“When I came into the public library, I felt like I had just come into my own because it was one on one helping somebody, and I just wanted to help. I’m a real joiner, like at church you know they would ask for somebody to do something, and my hand would be in the air, and it was the same thing with these clubs.”
She was the first president of the Lewisville Historical Society, which actually got started a month before the town was officially incorporated on Aug. 13, 1991, and served for a couple of years in that capacity. Brown returned as president in 2012 and is still running the show.
In her various roles, she naturally learned a great deal about Lewisville, but after getting a call from Arcadia Publishing and doing the book on the town (as part of an “Images of America” series) with her good friend Darla Johnson added to the knowledge.
“It was a lot of work in putting everything together,” Brown said. “They called me and said they were trying to get more books on towns, so I talked to Darla because she’s a writer, and it struck a chord for both of us. A lot of families ended up bringing in photos, and we were helped by people who knew a lot of the history.”
Where does she start with all the rich history in Lewisville?
“The Great Wagon Road and the wagons, and the Shallow Ford, which is not far from here, and that’s why Winston is there because the Shallow Ford was the link in the Great Wagon Road,” Brown said. “It went from Philadelphia Pa., to Augusta Ga., and went right through Lewisville.
Lewisville’s current roads are the closest to the old road track anywhere in Forsyth County.”
Those are just starters from a long list including the George Elias Nissen House, built in 1876 — and saving it — which has been a point of emphasis for years.
“I remember on my birthday in 2008, the Courier came out with a photo that said this house was going to be bulldozed because a doctor’s company wants to come in and build, and they can’t use the house,” Brown said. “We were all shocked in the Historical Society. We had just learned from research of the significance of that house, so we were all up in arms and had people sign petitions. It was in middling shape. It was owned by somebody, but they really didn’t move into it. He was going to sell it to send his kid to college.”

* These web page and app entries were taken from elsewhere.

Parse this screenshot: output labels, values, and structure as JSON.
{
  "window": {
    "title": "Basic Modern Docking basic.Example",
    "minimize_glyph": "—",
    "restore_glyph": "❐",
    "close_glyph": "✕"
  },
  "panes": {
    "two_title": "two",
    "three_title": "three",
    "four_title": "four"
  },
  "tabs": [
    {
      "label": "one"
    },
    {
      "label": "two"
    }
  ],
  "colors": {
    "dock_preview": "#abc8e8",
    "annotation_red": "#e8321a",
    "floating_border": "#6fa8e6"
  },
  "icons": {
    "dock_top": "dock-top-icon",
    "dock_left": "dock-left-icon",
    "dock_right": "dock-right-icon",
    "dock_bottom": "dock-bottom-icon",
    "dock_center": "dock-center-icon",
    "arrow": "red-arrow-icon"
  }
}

With the help of citizens and the town, $150,000 was raised to move it from Shallowford Road on Jan. 1, 2009, a block away to its present location on nearby Arrow Leaf Drive near the intersection of Lucy Lane — and efforts have continued over the years to raise funding, including restoring it, through help from donors, grants and various other means to keep it afloat.

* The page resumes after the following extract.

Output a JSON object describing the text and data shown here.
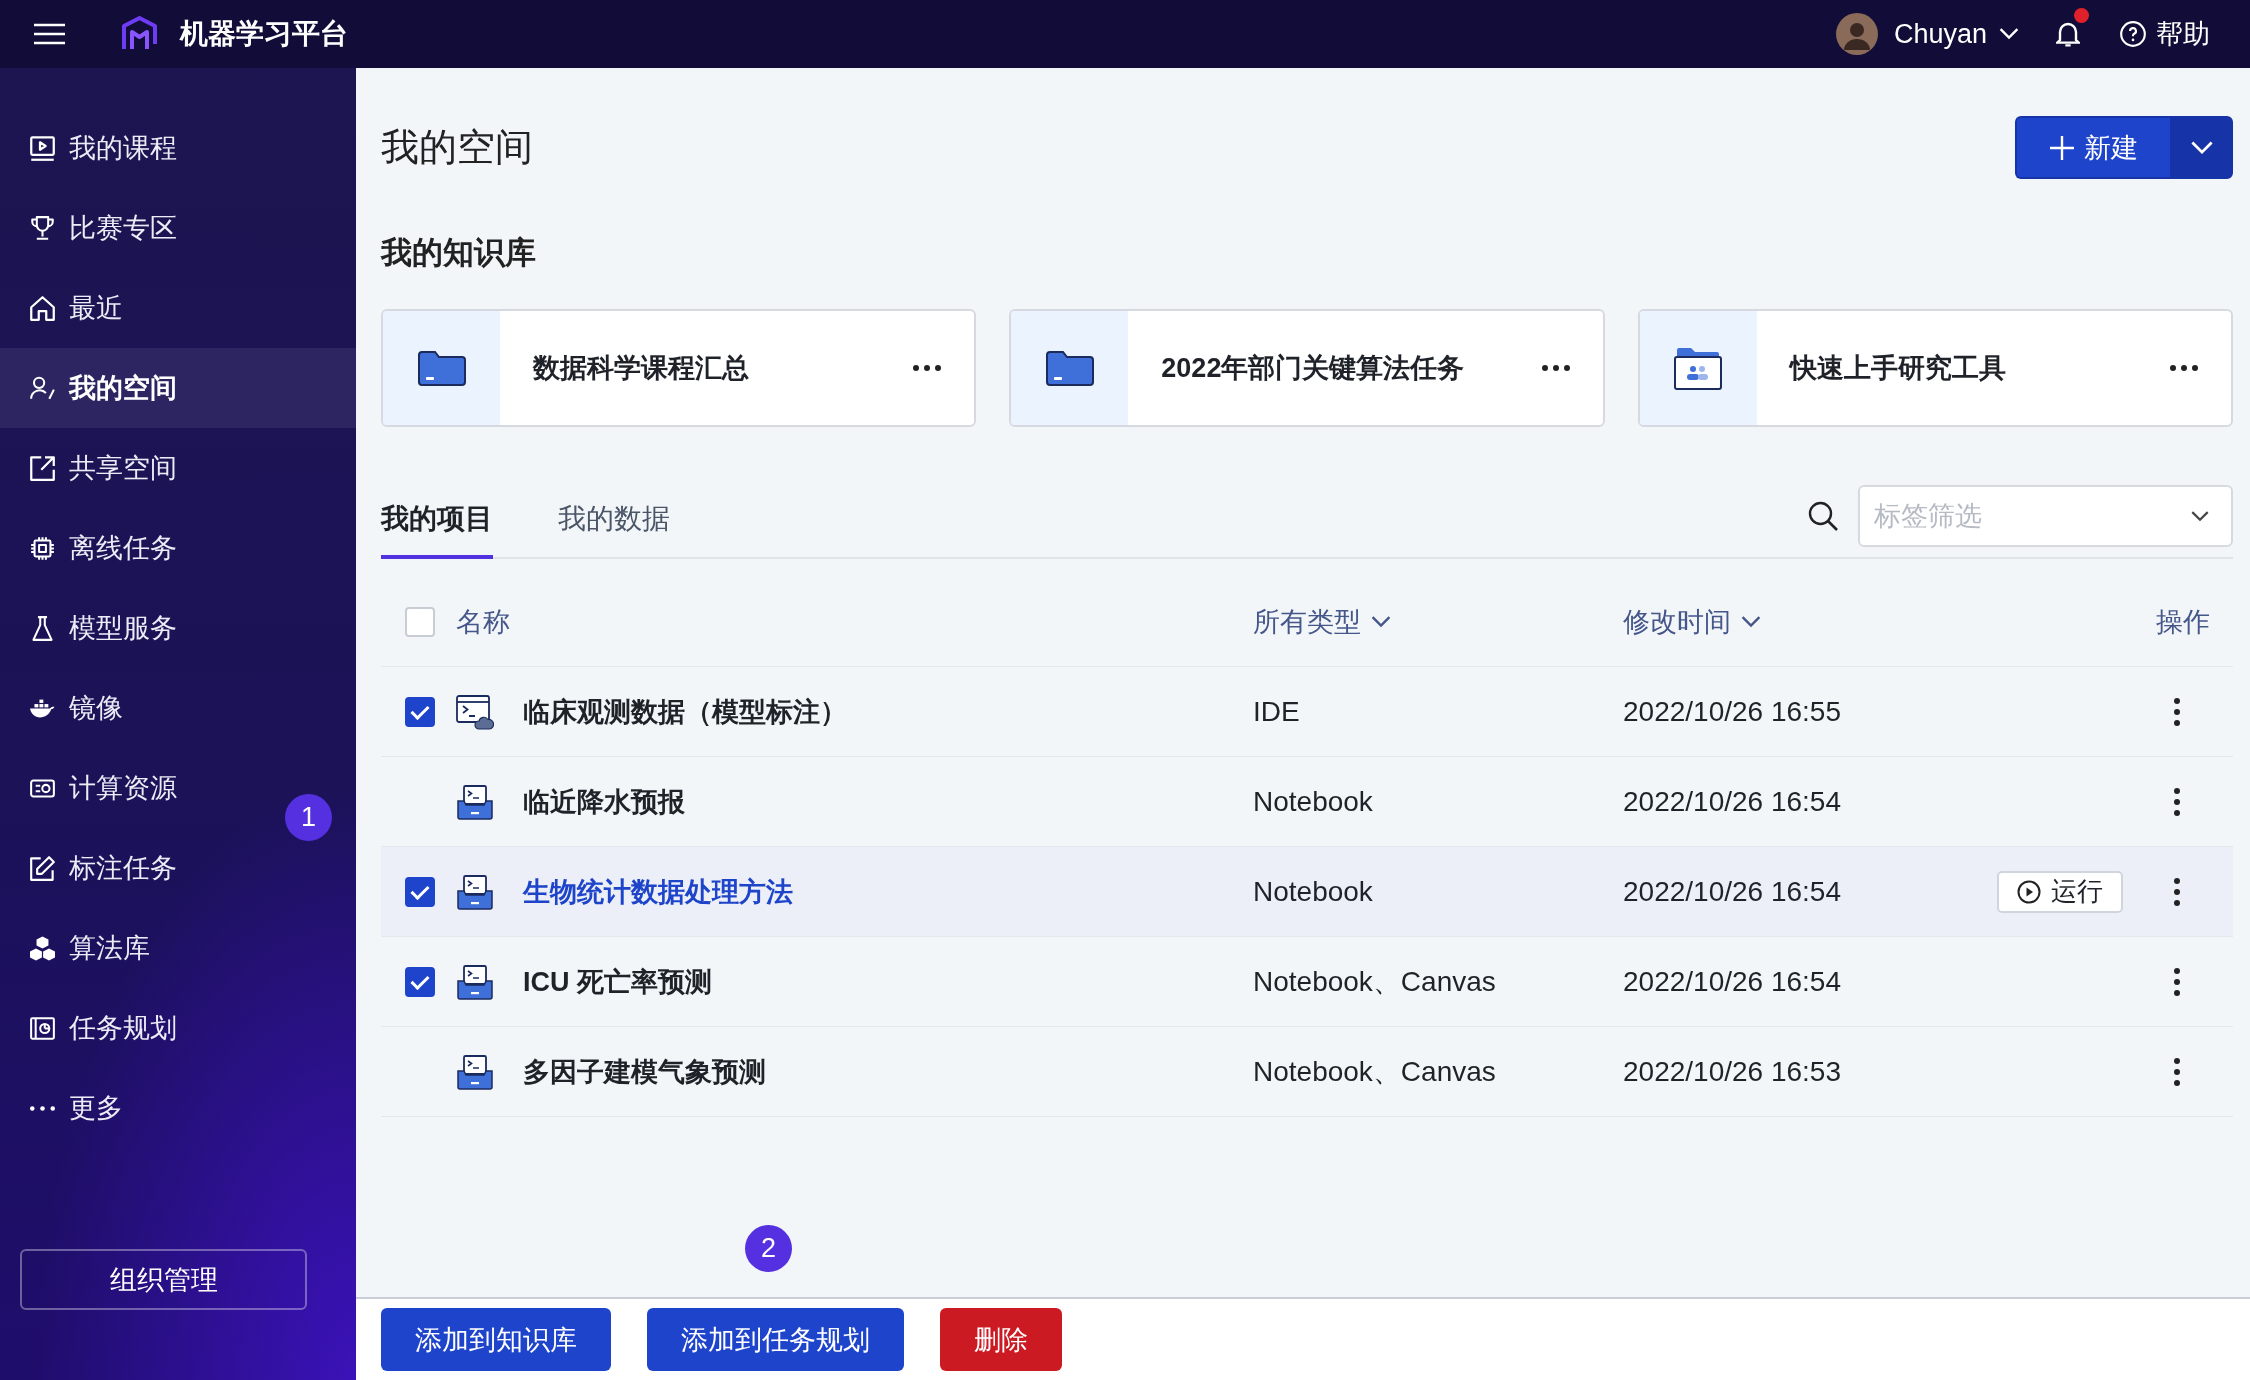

“We’re ready to open it to the public as a rental venue,” Brown said. “We still haven’t saved it. It has to pay for itself. This is preservation for you. It’s an ongoing thing. We have now started a new nonprofit board that is going to take it over, run it and own it while actually spinning it off from the Lewisville Historical Society.”
She and husband Tom bought 10 acres and built a house on Bullard Road at the edge of the old Lewisville Township with a Clemmons address in unincorporated Forsyth County more than 20 years ago where he grows heritage apples, and they enjoy all of the many things Lewisville has to offer.

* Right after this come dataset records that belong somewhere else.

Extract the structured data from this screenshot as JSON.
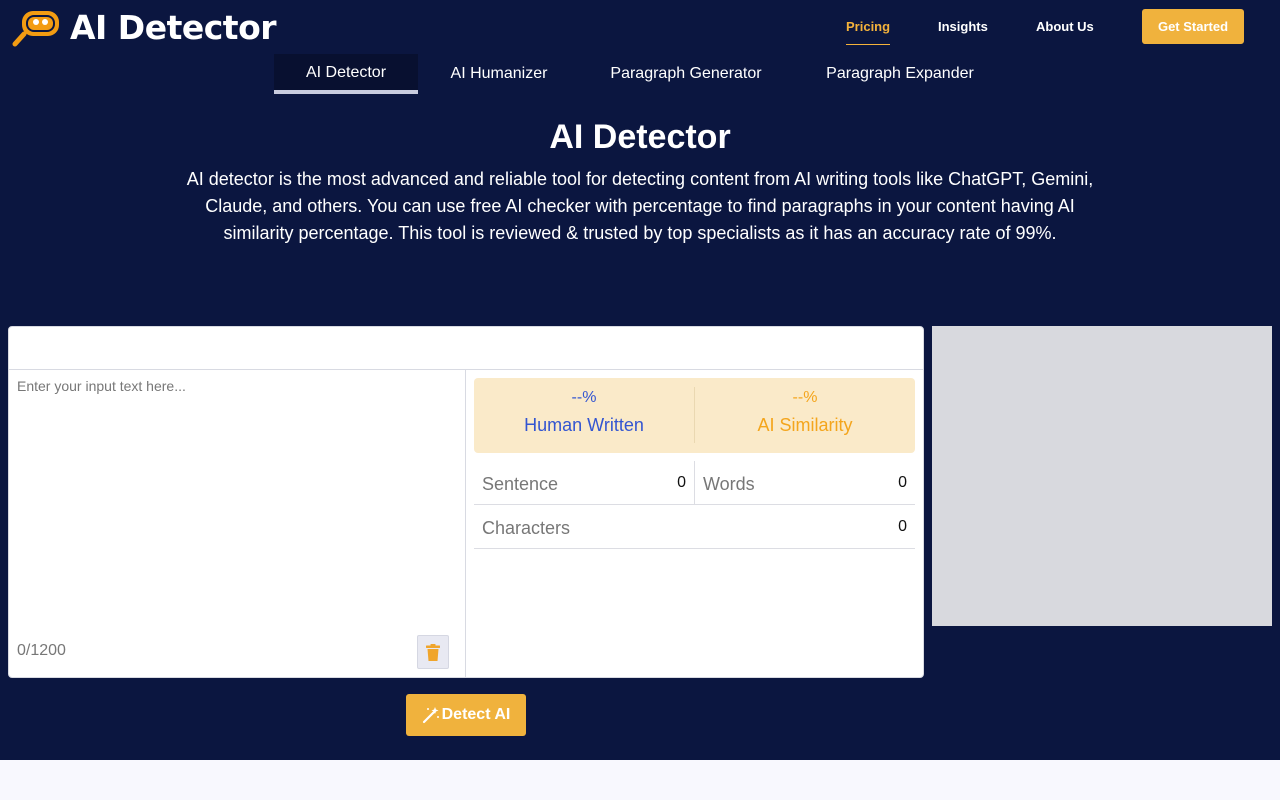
{
  "brand": {
    "name": "AI Detector",
    "logo_icon": "magnifier-robot-logo"
  },
  "nav": {
    "items": [
      {
        "label": "Pricing",
        "active": true
      },
      {
        "label": "Insights",
        "active": false
      },
      {
        "label": "About Us",
        "active": false
      }
    ],
    "cta_label": "Get Started"
  },
  "tabs": [
    {
      "label": "AI Detector",
      "active": true
    },
    {
      "label": "AI Humanizer",
      "active": false
    },
    {
      "label": "Paragraph Generator",
      "active": false
    },
    {
      "label": "Paragraph Expander",
      "active": false
    }
  ],
  "hero": {
    "title": "AI Detector",
    "description": "AI detector is the most advanced and reliable tool for detecting content from AI writing tools like ChatGPT, Gemini, Claude, and others. You can use free AI checker with percentage to find paragraphs in your content having AI similarity percentage. This tool is reviewed & trusted by top specialists as it has an accuracy rate of 99%."
  },
  "editor": {
    "placeholder": "Enter your input text here...",
    "counter": "0/1200",
    "clear_icon": "trash-icon"
  },
  "results": {
    "human": {
      "percent": "--%",
      "label": "Human Written"
    },
    "ai": {
      "percent": "--%",
      "label": "AI Similarity"
    },
    "stats": {
      "sentence": {
        "label": "Sentence",
        "value": "0"
      },
      "words": {
        "label": "Words",
        "value": "0"
      },
      "characters": {
        "label": "Characters",
        "value": "0"
      }
    }
  },
  "detect_button": {
    "label": "Detect AI",
    "icon": "magic-wand-icon"
  },
  "colors": {
    "background": "#0b1640",
    "accent": "#f0b23d",
    "human": "#3355d1",
    "ai": "#f4a51c",
    "score_bg": "#faeac9"
  }
}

“It’s the people, the people are so friendly, the landscape is not so filled with buildings, there’s nice beautiful landscapes and trees,” she said. “There’s the Conrad Road with the beautiful maple trees and lots of land on Shallowford Road, and nice houses, historical houses. It’s just more of a feel of families living out here. Since the town was formed in 1991, they’ve added to the town square, more parks and the new state park coming at the Shallow Ford.”
There’s also Merrikay Brown, who was just honored with being presented a certificate stating “I’m One of the Reasons Lewisville is a Great Place to Live” in the March 2023 town council meeting “for outstanding contributions to the Town of Lewisville and residents.”
That’s one of the things that can happen when you put down roots.